Patients will be:
1. At high risk of active disease based biochemical markers (i.e. a C-reactive protein [CRP] >6.9 or erythrocyte sedimentation rate [ESR] >20) and history (disease relapse within the last 2 years with Crohn's Disease Activity Index [CDAI] >150).
2. Currently in remission and not requiring use of oral or intravenous steroids or other immunosuppression (with the exception of azathioprine) within the last month.

Participant type


Age group




Target number of participants

Added December 2008: 61

Participant exclusion criteria

Patients with no evidence of recurrent disease following bowel resection; patients with other bone disorders e.g. hyperparathyroidism; or use of therapeutic agents known to affect bone metabolism, e.g. hormone replacement therapy (HRT), bisphosphonates, calcium and vitamin D supplements.

Recruitment start date


Recruitment end date



Countries of recruitment

United Kingdom

Trial participating centre

Institute of Human Nutrition
SO16 6YD
United Kingdom

Sponsor information


NHS R&D Regional Programme Register - Department of Health (UK)

Sponsor details

The Department of Health
Richmond House
79 Whitehall
United Kingdom
+44 (0)20 7307 2622

Sponsor type




Funder type


Funder name

NHS Executive South East (UK)

Alternative name(s)

Funding Body Type

Funding Body Subtype


Results and Publications

Publication and dissemination plan

Not provided at time of registration

Intention to publish date

Participant level data

Not provided at time of registration

Basic results (scientific)

Publication list

1. 2004 results on composition and function of circulating mononuclear cells in
2. 2005 results on the response of bone turnover in

Publication citations

  1. Results on composition and function of circulating mononuclear cells

    Trebble TM, Arden NK, Wootton SA, Calder PC, Mullee MA, Fine DR, Stroud MA, Fish oil and antioxidants alter the composition and function of circulating mononuclear cells in Crohn disease., Am. J. Clin.

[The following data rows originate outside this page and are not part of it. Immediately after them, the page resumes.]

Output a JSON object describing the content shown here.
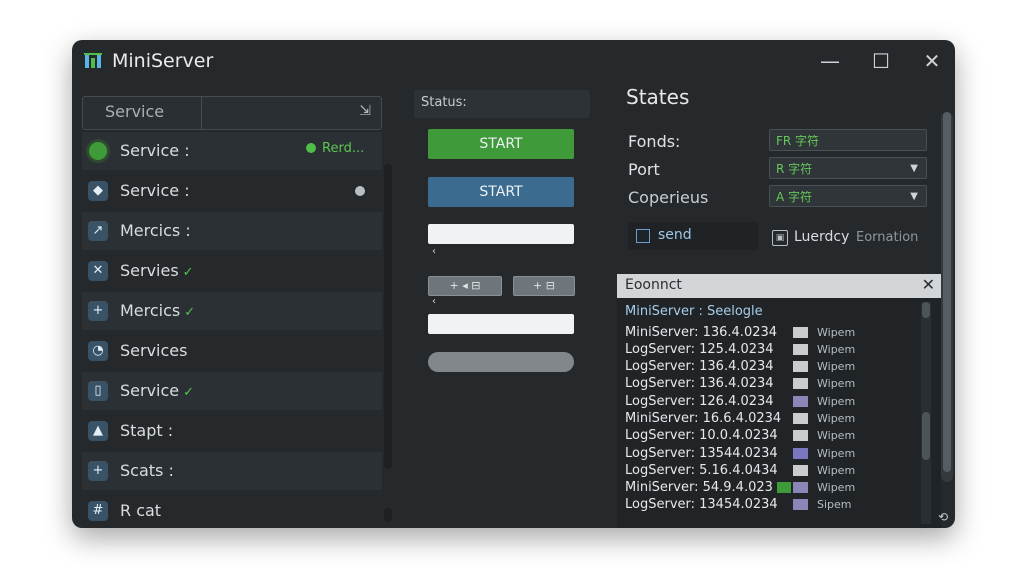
{
  "window": {
    "title": "MiniServer",
    "minimize": "—",
    "maximize": "☐",
    "close": "✕"
  },
  "sidebar": {
    "search_label": "Service",
    "pin_icon": "pin-icon",
    "items": [
      {
        "label": "Service :",
        "icon": "status-dot-icon",
        "status": "Rerd..."
      },
      {
        "label": "Service :",
        "icon": "globe-icon"
      },
      {
        "label": "Mercics :",
        "icon": "chart-icon"
      },
      {
        "label": "Servies",
        "icon": "tools-icon",
        "check": "✓"
      },
      {
        "label": "Mercics",
        "icon": "plus-icon",
        "check": "✓"
      },
      {
        "label": "Services",
        "icon": "clock-icon"
      },
      {
        "label": "Service",
        "icon": "document-icon",
        "check": "✓"
      },
      {
        "label": "Stapt :",
        "icon": "triangle-icon"
      },
      {
        "label": "Scats :",
        "icon": "plus-icon"
      },
      {
        "label": "R cat",
        "icon": "hash-icon"
      }
    ]
  },
  "middle": {
    "status_label": "Status:",
    "start_green": "START",
    "start_blue": "START",
    "toolbar_a": "+ ◂ ⊟",
    "toolbar_b": "+ ⊟"
  },
  "settings": {
    "title": "States",
    "rows": [
      {
        "label": "Fonds:",
        "value": "FR 字符"
      },
      {
        "label": "Port",
        "value": "R 字符",
        "dropdown": true
      },
      {
        "label": "Coperieus",
        "value": "A 字符",
        "dropdown": true
      }
    ],
    "send_label": "send",
    "luerday_label": "Luerdcy",
    "luerday_sub": "Eornation"
  },
  "log": {
    "header": "Eoonnct",
    "title_row": "MiniServer : Seelogle",
    "rows": [
      {
        "host": "MiniServer: 136.4.0234",
        "kind": "Wipem",
        "color": "#c9cdd0"
      },
      {
        "host": "LogServer: 125.4.0234",
        "kind": "Wipem",
        "color": "#c9cdd0"
      },
      {
        "host": "LogServer: 136.4.0234",
        "kind": "Wipem",
        "color": "#c9cdd0"
      },
      {
        "host": "LogServer: 136.4.0234",
        "kind": "Wipem",
        "color": "#c9cdd0"
      },
      {
        "host": "LogServer: 126.4.0234",
        "kind": "Wipem",
        "color": "#8a86b8"
      },
      {
        "host": "MiniServer: 16.6.4.0234",
        "kind": "Wipem",
        "color": "#c9cdd0"
      },
      {
        "host": "LogServer: 10.0.4.0234",
        "kind": "Wipem",
        "color": "#c9cdd0"
      },
      {
        "host": "LogServer: 13544.0234",
        "kind": "Wipem",
        "color": "#7a76c0"
      },
      {
        "host": "LogServer: 5.16.4.0434",
        "kind": "Wipem",
        "color": "#c9cdd0"
      },
      {
        "host": "MiniServer: 54.9.4.023",
        "kind": "Wipem",
        "color": "#8a86b8",
        "green": true
      },
      {
        "host": "LogServer: 13454.0234",
        "kind": "Sipem",
        "color": "#8a86b8"
      }
    ]
  }
}
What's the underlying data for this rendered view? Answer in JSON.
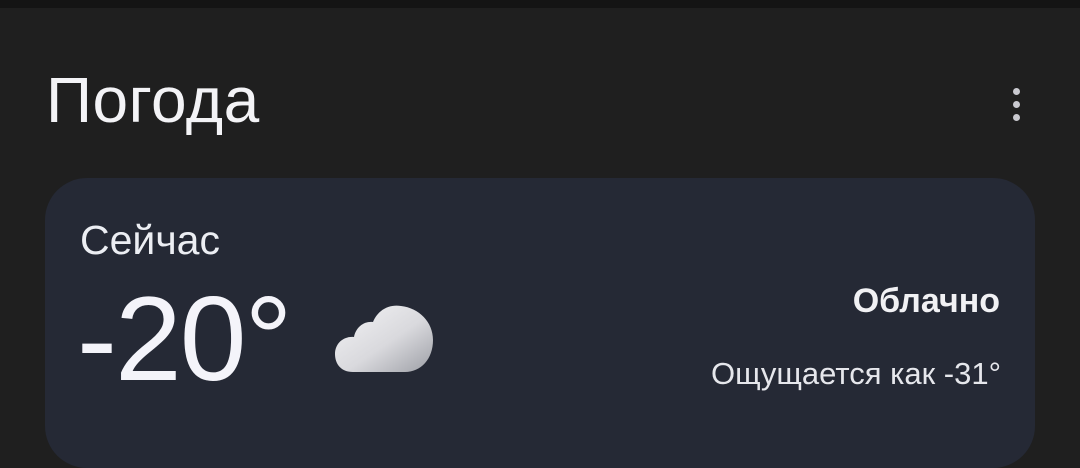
{
  "header": {
    "title": "Погода",
    "menu_icon": "more-vert-icon"
  },
  "current": {
    "label": "Сейчас",
    "temperature": "-20°",
    "condition_icon": "cloud-icon",
    "condition": "Облачно",
    "feels_like": "Ощущается как -31°"
  },
  "colors": {
    "background": "#1f1f1f",
    "card": "#252935",
    "text": "#f1f1f4"
  }
}
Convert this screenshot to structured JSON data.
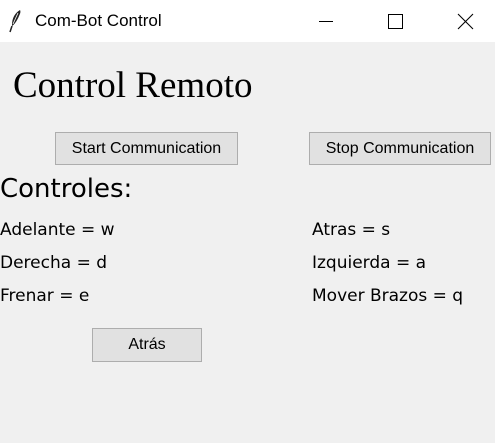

Nutr., 2004, 80, 5, 1137-1144.

  2. Results on the response of bone turnover

    Trebble TM, Stroud MA, Wootton SA, Calder PC, Fine DR, Mullee MA, Moniz C, Arden NK, High-dose fish oil and antioxidants in Crohn's disease and the response of bone turnover: a randomised controlled trial., Br. J. Nutr., 2005, 94, 2, 253-261.

Additional files

Editorial Notes

05/07/2018: Internal review